  4. Add the needed parameters (variables) with the correct data types.  In my scenario the parameters are varchars so I am using the string data type. You also need to add the parameter values.
    Script Action to New Query Window

    The following table maps the SSIS and Oracle data types:

    Oracle Data Types

    SSIS Parameter Data Types

    RAW byte
    date datetime
    NUMBER, INT Int16, Int32, Int64
    FLOAT, REAL float
  5. Now, with the Execute SQL Task, we need to go to the Parameter Mapping interface to map the question marks parameters created in step 3.  Here is the interface:
    Save the file as
  6. I chose the parameters in the Parameter Mapping interface. The first question mark in step 2 above belongs to parameter name0, the second question mark belongs to the second which is parameter name 1 and so on. In this example the Data Type is nvarchar.

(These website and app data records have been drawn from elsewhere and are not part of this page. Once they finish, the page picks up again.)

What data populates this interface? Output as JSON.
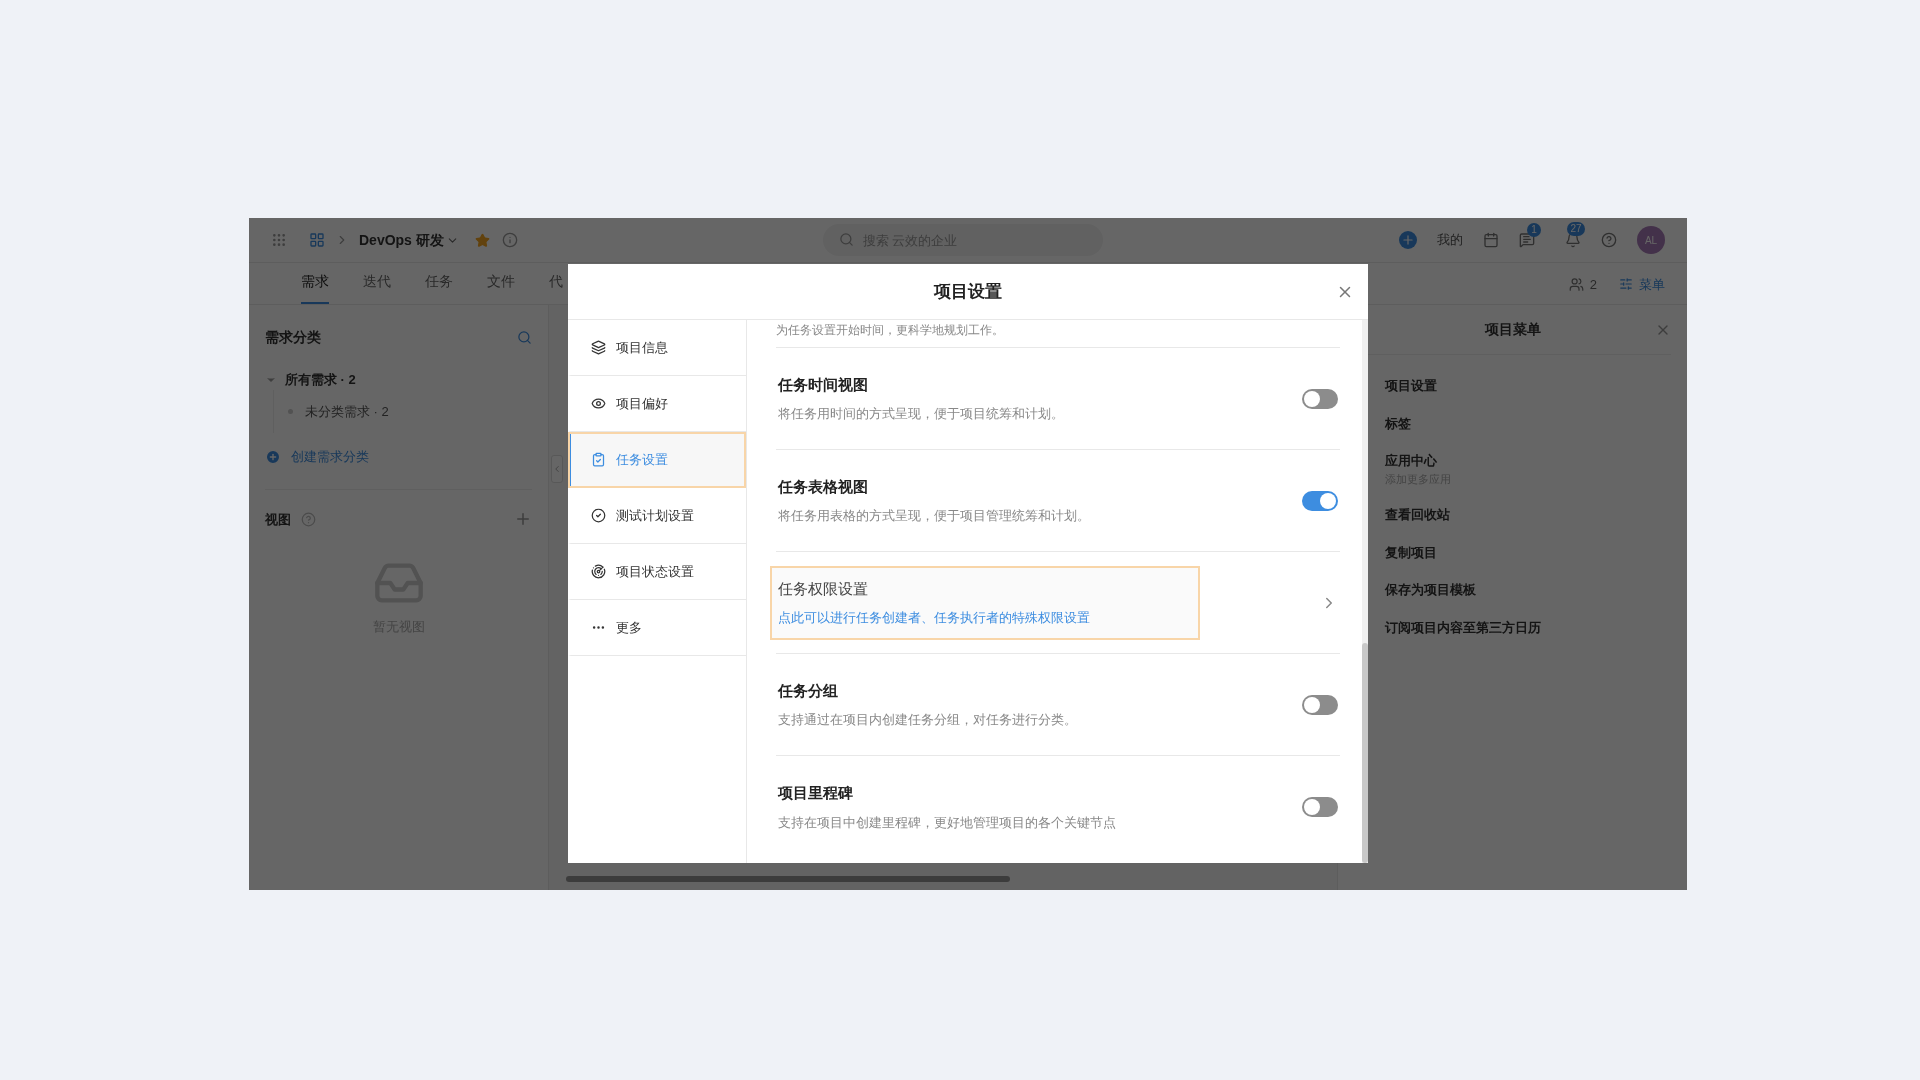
{
  "top_bar": {
    "project": "DevOps 研发",
    "search": {
      "placeholder": "搜索 云效的企业"
    },
    "my_label": "我的",
    "message_badge": "1",
    "notification_badge": "27",
    "avatar": "AL",
    "members": "2",
    "menu_button": "菜单"
  },
  "tabs": [
    {
      "label": "需求",
      "selected": true
    },
    {
      "label": "迭代",
      "selected": false
    },
    {
      "label": "任务",
      "selected": false
    },
    {
      "label": "文件",
      "selected": false
    },
    {
      "label": "代",
      "selected": false
    }
  ],
  "sidebar": {
    "title": "需求分类",
    "tree": [
      {
        "label": "所有需求 · 2",
        "expanded": true,
        "children": [
          {
            "label": "未分类需求 · 2"
          }
        ]
      }
    ],
    "create_link": "创建需求分类",
    "views_title": "视图",
    "views_empty": "暂无视图"
  },
  "project_menu": {
    "title": "项目菜单",
    "items": [
      {
        "label": "项目设置"
      },
      {
        "label": "标签"
      },
      {
        "label": "应用中心",
        "sub": "添加更多应用"
      },
      {
        "label": "查看回收站"
      },
      {
        "label": "复制项目"
      },
      {
        "label": "保存为项目模板"
      },
      {
        "label": "订阅项目内容至第三方日历"
      }
    ]
  },
  "dialog": {
    "title": "项目设置",
    "nav": [
      {
        "label": "项目信息",
        "selected": false,
        "highlighted": false
      },
      {
        "label": "项目偏好",
        "selected": false,
        "highlighted": false
      },
      {
        "label": "任务设置",
        "selected": true,
        "highlighted": true
      },
      {
        "label": "测试计划设置",
        "selected": false,
        "highlighted": false
      },
      {
        "label": "项目状态设置",
        "selected": false,
        "highlighted": false
      },
      {
        "label": "更多",
        "selected": false,
        "highlighted": false
      }
    ],
    "top_text": "为任务设置开始时间，更科学地规划工作。",
    "settings": [
      {
        "kind": "toggle",
        "title": "任务时间视图",
        "description": "将任务用时间的方式呈现，便于项目统筹和计划。",
        "on": false
      },
      {
        "kind": "toggle",
        "title": "任务表格视图",
        "description": "将任务用表格的方式呈现，便于项目管理统筹和计划。",
        "on": true
      },
      {
        "kind": "link",
        "title": "任务权限设置",
        "description": "点此可以进行任务创建者、任务执行者的特殊权限设置",
        "highlighted": true
      },
      {
        "kind": "toggle",
        "title": "任务分组",
        "description": "支持通过在项目内创建任务分组，对任务进行分类。",
        "on": false
      },
      {
        "kind": "toggle",
        "title": "项目里程碑",
        "description": "支持在项目中创建里程碑，更好地管理项目的各个关键节点",
        "on": false
      }
    ]
  }
}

The parameter name is very important here. For more information about parameter and OLEDB click here.  Keep in mind that OLEDB provider uses numbers as a parameter names. The first parameter is named 0 and the second 1 and so on.  Other providers like ODBC do not use numbers as parameter names.
  7. The following table will help you to map SSIS variables in the Parameter Mapping interface in the Execute SQL Task:
    SSIS Parameter Data Types

    Execute SQL Task parameter mapping data types

    byte BYTE
    datetime DB_DATE
    Int16, Int32, Int64 LONG
    float FLOAT
  8. Finally, you have your package ready to run with the parameters.   Press the green play button.
    Save the file as
  9. In order to see the results, you can setup log files in SSIS. To configure this feature click on the package’s control flow tab, then select the SSIS menu and the Logging option. In the interface below select the option for “SSIS log provider for Text files” and review the log once the execution is complete.
    log ssis
  10. Additionally, you can also configure error handling using the Event Handler Tab. We will explain more details about error handling and SSIS logging in future tips:
    log ssis


As a final note, keep in mind the parameters in this example were configured with specific values for design time testing.  To pass parameters into an SSIS Package at runtime, you can use the DTEXEC command to run the SSIS package with the required parameters.

Additional SSIS Functionality

Keep in mind you can execute Oracle procedures, packages and functions with SSIS and combine them with other tasks like sending email or the file system task to extend the functionality of your packages. In future tips we will cover these topics in more detail.

Save the file as
Next Steps

Leave a Reply

Fill in your details below or click an icon to log in: Logo

You are commenting using your account. Log Out / Change )

Twitter picture

You are commenting using your Twitter account. Log Out / Change )

Facebook photo

You are commenting using your Facebook account. Log Out / Change )

Google+ photo

You are commenting using your Google+ account. Log Out / Change )

Connecting to %s